START Supplied data
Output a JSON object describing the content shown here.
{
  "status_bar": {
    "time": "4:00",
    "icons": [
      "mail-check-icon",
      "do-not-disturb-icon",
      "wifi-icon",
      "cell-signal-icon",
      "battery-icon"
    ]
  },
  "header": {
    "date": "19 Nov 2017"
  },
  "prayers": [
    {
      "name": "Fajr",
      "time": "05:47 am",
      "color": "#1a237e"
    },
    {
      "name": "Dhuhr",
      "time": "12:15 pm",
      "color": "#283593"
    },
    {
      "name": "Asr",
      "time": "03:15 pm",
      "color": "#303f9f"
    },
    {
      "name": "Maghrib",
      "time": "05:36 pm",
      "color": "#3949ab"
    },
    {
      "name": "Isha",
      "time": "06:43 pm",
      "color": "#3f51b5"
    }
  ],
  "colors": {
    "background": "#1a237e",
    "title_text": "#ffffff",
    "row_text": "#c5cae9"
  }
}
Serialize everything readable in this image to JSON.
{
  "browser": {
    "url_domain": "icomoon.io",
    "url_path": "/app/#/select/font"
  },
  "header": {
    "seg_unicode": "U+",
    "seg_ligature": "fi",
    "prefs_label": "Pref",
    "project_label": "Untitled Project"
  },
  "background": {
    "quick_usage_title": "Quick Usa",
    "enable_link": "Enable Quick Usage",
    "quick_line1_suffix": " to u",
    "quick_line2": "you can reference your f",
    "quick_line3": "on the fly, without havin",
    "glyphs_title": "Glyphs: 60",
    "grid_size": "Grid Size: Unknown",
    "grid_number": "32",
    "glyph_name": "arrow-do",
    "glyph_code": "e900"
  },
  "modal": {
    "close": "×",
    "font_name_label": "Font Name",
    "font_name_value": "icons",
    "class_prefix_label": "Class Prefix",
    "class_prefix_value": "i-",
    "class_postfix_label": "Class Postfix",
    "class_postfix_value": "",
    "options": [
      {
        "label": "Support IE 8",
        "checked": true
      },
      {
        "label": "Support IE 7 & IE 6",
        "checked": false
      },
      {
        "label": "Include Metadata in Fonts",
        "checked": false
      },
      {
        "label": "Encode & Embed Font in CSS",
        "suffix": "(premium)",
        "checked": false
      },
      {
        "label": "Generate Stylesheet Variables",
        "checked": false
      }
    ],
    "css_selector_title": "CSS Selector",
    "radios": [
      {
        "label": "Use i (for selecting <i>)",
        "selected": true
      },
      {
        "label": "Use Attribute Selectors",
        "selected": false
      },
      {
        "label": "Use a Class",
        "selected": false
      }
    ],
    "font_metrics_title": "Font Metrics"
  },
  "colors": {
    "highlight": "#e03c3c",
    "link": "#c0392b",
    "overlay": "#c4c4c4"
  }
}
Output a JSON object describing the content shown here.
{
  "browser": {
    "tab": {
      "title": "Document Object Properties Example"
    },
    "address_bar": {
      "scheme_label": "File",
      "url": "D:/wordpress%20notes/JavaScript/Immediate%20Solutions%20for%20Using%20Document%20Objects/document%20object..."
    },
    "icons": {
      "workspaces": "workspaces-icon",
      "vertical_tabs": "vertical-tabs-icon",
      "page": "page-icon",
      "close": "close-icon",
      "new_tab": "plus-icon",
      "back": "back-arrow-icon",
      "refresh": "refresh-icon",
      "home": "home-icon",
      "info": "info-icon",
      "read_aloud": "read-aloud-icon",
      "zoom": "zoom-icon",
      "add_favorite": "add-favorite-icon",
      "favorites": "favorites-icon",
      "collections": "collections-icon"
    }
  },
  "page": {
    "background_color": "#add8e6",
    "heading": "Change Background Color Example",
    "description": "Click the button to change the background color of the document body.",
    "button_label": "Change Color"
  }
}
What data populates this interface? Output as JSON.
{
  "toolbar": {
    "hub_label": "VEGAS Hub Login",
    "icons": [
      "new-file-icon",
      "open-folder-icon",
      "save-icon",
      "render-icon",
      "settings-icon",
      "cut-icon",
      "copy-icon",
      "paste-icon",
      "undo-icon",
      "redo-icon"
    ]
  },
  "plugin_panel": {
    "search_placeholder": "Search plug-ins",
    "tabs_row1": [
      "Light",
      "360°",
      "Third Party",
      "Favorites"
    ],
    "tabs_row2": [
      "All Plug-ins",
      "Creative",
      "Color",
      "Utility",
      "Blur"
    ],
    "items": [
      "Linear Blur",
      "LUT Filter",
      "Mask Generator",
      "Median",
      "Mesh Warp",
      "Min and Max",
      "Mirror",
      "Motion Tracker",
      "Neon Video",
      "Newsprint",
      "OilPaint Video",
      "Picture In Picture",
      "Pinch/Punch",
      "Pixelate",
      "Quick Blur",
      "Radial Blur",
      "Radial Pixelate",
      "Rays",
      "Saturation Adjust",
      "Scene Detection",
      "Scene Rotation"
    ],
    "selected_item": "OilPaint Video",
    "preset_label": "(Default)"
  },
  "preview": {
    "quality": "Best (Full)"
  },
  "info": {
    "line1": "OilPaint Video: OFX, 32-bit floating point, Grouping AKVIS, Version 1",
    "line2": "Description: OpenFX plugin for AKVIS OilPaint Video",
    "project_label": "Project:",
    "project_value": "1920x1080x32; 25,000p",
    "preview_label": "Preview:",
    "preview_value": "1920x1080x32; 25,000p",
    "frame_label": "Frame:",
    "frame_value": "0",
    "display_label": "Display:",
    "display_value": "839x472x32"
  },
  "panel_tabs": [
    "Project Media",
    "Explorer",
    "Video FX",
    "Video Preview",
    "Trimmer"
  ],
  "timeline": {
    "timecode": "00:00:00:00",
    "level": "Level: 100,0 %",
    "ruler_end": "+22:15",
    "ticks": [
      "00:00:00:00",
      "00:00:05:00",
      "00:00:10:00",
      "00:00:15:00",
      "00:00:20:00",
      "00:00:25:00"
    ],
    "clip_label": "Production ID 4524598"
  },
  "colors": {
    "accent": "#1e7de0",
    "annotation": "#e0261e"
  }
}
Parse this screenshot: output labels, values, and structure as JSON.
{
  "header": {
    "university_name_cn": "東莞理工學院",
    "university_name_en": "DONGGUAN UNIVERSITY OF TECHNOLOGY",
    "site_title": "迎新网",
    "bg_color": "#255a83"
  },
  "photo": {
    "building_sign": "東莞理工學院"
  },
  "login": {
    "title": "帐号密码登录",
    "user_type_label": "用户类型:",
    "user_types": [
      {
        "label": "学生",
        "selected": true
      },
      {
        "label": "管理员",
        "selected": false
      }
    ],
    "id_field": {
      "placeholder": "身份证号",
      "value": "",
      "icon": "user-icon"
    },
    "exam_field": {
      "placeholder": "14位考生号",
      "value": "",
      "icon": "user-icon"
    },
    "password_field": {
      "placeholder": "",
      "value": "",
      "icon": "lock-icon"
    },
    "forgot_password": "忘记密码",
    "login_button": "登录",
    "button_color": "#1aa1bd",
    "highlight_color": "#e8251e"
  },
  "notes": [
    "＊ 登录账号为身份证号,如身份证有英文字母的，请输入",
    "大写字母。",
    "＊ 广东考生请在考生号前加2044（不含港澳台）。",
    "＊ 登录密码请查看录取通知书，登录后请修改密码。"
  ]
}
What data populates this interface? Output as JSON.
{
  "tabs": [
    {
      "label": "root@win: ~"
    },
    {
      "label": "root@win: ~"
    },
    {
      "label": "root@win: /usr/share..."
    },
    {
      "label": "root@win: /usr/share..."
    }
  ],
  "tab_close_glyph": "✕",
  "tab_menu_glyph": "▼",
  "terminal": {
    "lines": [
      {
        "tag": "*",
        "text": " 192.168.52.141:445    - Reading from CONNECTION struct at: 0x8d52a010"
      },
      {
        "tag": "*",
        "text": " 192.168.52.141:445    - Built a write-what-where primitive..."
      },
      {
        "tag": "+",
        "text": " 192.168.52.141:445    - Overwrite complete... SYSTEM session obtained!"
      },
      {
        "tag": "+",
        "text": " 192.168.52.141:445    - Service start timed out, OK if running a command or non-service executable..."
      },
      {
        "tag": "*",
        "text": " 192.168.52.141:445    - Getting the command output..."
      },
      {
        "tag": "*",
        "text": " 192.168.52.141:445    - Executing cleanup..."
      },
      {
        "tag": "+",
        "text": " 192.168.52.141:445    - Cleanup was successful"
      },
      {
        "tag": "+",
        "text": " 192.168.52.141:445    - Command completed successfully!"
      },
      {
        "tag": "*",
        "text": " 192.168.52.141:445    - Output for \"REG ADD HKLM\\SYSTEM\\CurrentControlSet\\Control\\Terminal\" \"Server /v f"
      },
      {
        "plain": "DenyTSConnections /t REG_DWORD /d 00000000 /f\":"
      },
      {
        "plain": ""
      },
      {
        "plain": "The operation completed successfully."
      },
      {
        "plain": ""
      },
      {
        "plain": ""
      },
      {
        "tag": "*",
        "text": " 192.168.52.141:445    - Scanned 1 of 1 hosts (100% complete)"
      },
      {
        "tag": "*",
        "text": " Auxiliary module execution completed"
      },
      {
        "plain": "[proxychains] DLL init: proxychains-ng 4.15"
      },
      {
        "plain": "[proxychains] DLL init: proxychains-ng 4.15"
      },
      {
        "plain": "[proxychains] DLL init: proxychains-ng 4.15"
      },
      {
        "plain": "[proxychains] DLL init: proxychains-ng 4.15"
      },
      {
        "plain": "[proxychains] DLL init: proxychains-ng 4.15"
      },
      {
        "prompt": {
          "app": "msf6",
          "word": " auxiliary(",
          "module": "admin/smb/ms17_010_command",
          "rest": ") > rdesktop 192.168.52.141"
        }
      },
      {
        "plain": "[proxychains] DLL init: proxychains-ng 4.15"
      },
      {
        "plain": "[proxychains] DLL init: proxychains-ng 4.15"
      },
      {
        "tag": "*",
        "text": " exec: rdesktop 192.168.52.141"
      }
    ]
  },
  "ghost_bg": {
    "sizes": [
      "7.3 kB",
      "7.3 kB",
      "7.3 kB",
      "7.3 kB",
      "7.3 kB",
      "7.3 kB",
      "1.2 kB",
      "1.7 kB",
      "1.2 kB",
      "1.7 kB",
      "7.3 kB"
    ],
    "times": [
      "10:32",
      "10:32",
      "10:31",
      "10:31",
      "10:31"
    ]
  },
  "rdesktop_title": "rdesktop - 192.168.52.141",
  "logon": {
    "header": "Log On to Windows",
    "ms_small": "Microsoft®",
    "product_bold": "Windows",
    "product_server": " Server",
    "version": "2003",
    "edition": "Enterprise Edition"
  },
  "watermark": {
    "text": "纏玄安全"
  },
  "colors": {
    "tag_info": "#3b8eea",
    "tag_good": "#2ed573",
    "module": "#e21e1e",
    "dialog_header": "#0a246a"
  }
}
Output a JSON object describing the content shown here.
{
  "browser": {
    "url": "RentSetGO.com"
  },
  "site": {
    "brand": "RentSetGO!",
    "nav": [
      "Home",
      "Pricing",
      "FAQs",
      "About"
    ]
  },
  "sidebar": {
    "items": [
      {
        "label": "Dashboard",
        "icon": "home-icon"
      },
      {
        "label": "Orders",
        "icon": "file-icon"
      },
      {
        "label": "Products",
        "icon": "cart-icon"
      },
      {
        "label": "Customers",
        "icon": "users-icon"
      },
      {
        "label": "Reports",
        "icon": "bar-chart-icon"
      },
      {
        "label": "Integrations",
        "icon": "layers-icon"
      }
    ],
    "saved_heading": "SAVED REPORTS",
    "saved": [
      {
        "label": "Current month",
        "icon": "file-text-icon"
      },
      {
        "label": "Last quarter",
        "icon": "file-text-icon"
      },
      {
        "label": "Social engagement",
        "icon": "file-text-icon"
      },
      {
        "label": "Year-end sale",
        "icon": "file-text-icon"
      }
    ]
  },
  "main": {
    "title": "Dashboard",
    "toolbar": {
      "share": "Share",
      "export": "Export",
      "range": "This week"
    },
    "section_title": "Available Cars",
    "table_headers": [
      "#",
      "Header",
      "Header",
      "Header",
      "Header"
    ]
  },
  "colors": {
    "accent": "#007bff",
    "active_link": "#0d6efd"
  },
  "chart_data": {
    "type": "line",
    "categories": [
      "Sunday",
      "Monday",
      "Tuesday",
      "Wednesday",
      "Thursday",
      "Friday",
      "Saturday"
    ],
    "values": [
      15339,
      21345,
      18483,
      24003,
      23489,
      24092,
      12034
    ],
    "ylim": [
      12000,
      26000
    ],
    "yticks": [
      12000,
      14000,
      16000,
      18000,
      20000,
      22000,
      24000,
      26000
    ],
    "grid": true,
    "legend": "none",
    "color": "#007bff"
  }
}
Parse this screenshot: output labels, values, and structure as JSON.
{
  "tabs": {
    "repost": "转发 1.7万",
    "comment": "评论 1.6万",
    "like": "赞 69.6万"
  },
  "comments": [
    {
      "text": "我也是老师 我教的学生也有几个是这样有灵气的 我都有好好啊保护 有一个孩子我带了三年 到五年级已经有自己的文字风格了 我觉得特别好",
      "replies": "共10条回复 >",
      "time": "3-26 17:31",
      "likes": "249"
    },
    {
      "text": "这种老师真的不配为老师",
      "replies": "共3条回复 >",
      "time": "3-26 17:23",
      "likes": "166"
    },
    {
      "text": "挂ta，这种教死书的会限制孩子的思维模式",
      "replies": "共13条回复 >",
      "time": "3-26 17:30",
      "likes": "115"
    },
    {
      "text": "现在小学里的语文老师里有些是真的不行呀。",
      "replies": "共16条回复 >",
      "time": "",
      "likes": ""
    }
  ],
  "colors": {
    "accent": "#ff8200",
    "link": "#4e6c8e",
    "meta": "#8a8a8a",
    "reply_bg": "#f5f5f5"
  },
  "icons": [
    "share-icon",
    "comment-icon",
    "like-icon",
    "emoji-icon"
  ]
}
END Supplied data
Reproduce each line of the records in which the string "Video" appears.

      "Neon Video",
      "OilPaint Video",
    "selected_item": "OilPaint Video",
    "line1": "OilPaint Video: OFX, 32-bit floating point, Grouping AKVIS, Version 1",
    "line2": "Description: OpenFX plugin for AKVIS OilPaint Video",
    "Video FX",
    "Video Preview",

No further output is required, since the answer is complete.